Dev Cell. 2006 Oct;11(4):459-70. doi: 10.1016/j.devcel.2006.09.007.

Abstract

Elongation of the body axis is accompanied by the assembly of a polarized cytoarchitecture that provides the basis for directional cell behavior. We find that planar polarity in the Drosophila embryo is established through a sequential enrichment of actin-myosin cables and adherens junction proteins in complementary surface domains. F-actin accumulation at AP interfaces represents the first break in planar symmetry and occurs independently of proper junctional protein distribution at DV interfaces. Polarized cells engage in a novel program of locally coordinated behavior to generate multicellular rosette structures that form and resolve in a directional fashion. Actin-myosin structures align across multiple cells during rosette formation, and adherens junction proteins assemble in a stepwise fashion during rosette resolution. Patterning genes essential for axis elongation selectively affect the frequency and directionality of rosette formation. We propose that the generation of higher-order rosette structures links local cell interactions to global tissue reorganization during morphogenesis.

Publication types

  • Research Support, Non-U.S. Gov't

MeSH terms

  • Actins / biosynthesis
  • Adherens Junctions
  • Alleles
  • Animals
  • Body Patterning
  • Cadherins / metabolism
  • Cell Movement
  • Cell Polarity*
  • Drosophila / cytology
  • Drosophila / embryology
  • Drosophila / genetics
  • Drosophila / metabolism
  • Drosophila Proteins / analysis
  • Drosophila Proteins / metabolism
  • Embryo, Nonmammalian / cytology
  • Embryo, Nonmammalian / embryology
  • Embryo, Nonmammalian / metabolism
  • Epithelial Cells / cytology
  • Epithelial Cells / metabolism
  • Green Fluorescent Proteins / metabolism
  • Immunohistochemistry
  • Morphogenesis*
  • Myosin Type II / biosynthesis

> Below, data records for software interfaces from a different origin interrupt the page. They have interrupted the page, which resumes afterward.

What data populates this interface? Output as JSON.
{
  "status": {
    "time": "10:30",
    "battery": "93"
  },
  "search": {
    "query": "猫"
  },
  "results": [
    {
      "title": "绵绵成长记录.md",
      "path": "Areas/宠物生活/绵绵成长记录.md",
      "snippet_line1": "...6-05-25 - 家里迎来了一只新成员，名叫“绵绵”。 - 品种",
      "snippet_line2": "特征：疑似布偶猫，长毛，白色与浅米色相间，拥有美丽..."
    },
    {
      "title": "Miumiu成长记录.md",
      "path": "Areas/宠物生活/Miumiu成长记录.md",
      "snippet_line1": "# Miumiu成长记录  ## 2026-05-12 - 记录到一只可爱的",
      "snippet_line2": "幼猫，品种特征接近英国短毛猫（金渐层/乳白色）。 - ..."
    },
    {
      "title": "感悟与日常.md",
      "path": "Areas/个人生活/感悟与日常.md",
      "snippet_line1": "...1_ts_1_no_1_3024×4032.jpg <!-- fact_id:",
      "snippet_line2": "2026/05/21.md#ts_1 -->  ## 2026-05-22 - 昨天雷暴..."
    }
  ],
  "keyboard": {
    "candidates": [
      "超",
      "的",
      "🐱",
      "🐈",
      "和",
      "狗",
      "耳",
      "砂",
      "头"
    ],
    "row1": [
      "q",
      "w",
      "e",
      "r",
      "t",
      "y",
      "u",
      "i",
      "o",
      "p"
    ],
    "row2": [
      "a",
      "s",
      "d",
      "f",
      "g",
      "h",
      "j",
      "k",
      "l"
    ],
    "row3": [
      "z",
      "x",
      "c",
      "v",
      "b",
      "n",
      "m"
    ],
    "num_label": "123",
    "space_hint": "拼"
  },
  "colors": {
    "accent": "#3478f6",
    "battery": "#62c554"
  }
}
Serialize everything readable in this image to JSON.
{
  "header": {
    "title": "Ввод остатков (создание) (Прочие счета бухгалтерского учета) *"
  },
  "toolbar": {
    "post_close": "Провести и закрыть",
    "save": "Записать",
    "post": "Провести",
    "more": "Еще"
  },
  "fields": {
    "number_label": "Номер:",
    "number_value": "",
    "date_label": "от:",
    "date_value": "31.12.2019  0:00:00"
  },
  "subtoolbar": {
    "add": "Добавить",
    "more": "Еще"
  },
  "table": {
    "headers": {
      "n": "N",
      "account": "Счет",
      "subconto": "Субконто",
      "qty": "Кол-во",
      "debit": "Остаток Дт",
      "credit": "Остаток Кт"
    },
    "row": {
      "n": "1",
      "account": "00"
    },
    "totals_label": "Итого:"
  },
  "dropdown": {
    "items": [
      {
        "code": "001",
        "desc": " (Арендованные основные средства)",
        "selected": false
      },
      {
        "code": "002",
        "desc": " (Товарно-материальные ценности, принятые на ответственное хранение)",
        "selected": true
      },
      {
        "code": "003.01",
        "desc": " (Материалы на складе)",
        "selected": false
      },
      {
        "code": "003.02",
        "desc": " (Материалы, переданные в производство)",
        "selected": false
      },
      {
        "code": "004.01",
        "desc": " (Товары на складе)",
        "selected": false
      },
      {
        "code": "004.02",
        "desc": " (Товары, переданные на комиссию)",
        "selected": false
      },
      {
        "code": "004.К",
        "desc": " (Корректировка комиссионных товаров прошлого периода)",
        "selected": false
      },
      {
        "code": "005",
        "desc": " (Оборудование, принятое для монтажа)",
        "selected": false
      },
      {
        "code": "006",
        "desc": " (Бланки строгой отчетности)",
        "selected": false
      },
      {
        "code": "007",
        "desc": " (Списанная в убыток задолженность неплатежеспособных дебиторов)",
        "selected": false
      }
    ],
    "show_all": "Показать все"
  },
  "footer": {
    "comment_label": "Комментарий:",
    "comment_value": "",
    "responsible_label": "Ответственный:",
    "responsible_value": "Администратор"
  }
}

Substances

  • Actins
  • Cadherins
  • Drosophila Proteins
  • Green Fluorescent Proteins
  • Myosin Type II